Partner Content

How can you “ARM” your key employees for success?

© iStock

Most business owners would love to have employees who are as passionate about the company as they are. The most important reason: The future of a closely held or family business depends on how securely its select employees are tied to it.

To ensure the continued success of a business, then, owners need to “ARM”— attract, retain and motivate—key employees who can help grow and sustain their organizations. For many closely held companies, a well-designed compensation strategy that is directly connected to the growth plan of the business may be the answer.

Many businesses are sold to key employees. If this occurs with your company, your ability, as its departing owner, to harvest its value may be directly tied to the success of the people left to run it. In fact, unless you have capable successors and employees, your closely held business may not survive your departure if key employees leave instead of adapting to the new owners and management.


The purpose of a key employee compensation plan is to put “glue in the seats” for those team members who are critical to the success of your business. Equally important, such a plan’s purpose is to provide a tool owners can use to identify current and future employees who thrive on peak performance and have the ability to think and act like an owner.

A key employee compensation plan can help connect the dots between performance and results, providing a means to create and sustain long-term engagement.

There are numerous methods for rewarding a key employee’s commitment, loyalty and hard work. Whether they are cash based, equity based or some combination, the most effective plans typically share four common features: 1) the rewards are substantial; 2) they’re specific and measurable; 3) they’re tied directly to an increase in the company’s economic value and objectives; and 4) they’re designed to vest over time.

A key employee compensation plan puts ‘glue in the seats’ for those who are critical to the success of your business.


There are few better motivators for retaining top-performing employees than making them an owner. Stock ownership provides “golden handcuffs,” which tie a key employee’s financial goals to the growth and long-term success of the company. Many owners of closely held businesses, however, don’t want to involve key employees in all the decision-making for the business.

Rather than giving or selling shares outright to key employees, many closely held companies will reward them by offering a share in the success of the business through cash-based plans. These are proffered once key employees meet measurable goals. Rewards can come in the form of a non-qualified deferred compensation plan, which provides supplemental retirement benefits to a select group of key employees. Another kind of reward might be “phantom stock plans” that give rights to the appreciation in stock value rather than the stock itself.


Retaining key employees is crucial to growing the value of a business and to the owner’s goal of one day harvesting that value.

All of these options require careful planning to maximize their effectiveness and ensure compliance with federal regulations. That’s why it’s wise to speak with your attorney, accountant or financial advisor to learn about how a select employee compensation plan can help your business survive and prosper into the future.
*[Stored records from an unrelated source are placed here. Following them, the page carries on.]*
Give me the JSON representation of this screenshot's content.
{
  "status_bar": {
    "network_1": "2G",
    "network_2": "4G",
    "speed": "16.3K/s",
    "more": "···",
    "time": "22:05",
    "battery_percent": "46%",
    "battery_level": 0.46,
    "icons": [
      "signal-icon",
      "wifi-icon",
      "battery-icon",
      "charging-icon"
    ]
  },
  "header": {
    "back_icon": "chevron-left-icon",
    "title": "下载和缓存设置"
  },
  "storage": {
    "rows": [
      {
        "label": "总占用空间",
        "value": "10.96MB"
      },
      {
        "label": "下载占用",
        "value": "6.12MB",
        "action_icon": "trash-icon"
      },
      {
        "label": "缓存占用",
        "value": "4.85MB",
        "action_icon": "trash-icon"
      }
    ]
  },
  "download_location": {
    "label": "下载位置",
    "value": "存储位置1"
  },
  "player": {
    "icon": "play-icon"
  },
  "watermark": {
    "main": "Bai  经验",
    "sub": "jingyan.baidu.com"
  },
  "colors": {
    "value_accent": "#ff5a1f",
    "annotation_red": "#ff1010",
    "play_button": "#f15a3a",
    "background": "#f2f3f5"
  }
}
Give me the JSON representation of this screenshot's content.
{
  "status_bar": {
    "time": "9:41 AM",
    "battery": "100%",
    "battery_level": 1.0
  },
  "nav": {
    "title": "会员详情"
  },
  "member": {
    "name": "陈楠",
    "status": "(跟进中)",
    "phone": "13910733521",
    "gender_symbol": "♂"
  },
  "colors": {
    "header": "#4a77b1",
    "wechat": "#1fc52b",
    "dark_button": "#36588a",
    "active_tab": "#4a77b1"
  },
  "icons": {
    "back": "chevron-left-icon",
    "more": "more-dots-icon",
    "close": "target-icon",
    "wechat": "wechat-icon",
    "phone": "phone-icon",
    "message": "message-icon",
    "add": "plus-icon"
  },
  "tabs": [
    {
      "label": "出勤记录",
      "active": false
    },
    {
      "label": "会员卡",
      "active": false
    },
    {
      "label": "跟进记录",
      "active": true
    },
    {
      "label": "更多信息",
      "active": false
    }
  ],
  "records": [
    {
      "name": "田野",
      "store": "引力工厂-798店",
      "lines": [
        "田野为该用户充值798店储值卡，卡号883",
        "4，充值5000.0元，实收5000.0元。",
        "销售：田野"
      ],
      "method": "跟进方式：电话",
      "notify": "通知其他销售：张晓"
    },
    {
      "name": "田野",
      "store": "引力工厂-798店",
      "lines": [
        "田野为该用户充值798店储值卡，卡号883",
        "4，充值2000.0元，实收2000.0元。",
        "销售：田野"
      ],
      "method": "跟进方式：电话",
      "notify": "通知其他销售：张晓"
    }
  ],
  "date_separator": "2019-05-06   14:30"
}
Article prepared by Northwestern Mutual with the cooperation of Douglas DiCerbo and James Pettorelli. Douglas DiCerbo and James Pettorelli are Wealth Management Advisors with Northwestern Mutual,the marketing name for The Northwestern Mutual Life Insurance Company (NM), Milwaukee, WI, and its subsidiaries. DiCerbo and Pettorelli are based in Boston, MA. To contact either, please call 617-531-9525, or email or or visit their websites, or This information is not intended as legal or tax advice. Not all products mentioned in this article are offered through Northwestern Mutual.

This article was originally published in the February-April 2017 issue of Worth.

Business Ownership

Disclaimer: Worth magazine is a financial publisher and does not recommend or endorse investment, legal, insurance or tax advisors. The listing of any firm in the 2023 Worth® Leading AdvisorsTM Program does not constitute a recommendation or endorsement by Worth magazine of any such firm and is not based upon Worth magazine’s experience with, or prior dealings with, any advisor. The information presented for each advisor, including but not limited to any related profile, statistical data, presentation, report, commentary, recommendation or strategy, has been provided by such advisor without review or independent verification by Worth magazine. Any such information is the sole responsibility of the advisor. Worth magazine makes no representation or warranty as to the accuracy or completeness of such information, assumes no liability for any inaccuracies or omissions therein and disclaims responsibility for the suitability of any particular investment recommendation or strategy for any person. Nothing contained in Worth magazine constitutes or should be construed as any form of investment, legal, insurance or tax advice or as a recommendation to buy, sell, hold or trade any securities, financial instruments or assets. Readers are advised to consult their legal, financial, insurance and tax advisors prior to making any investment or pursuing any investment strategy. Past, model or hypothetical performance is not indicative of future results.

back to top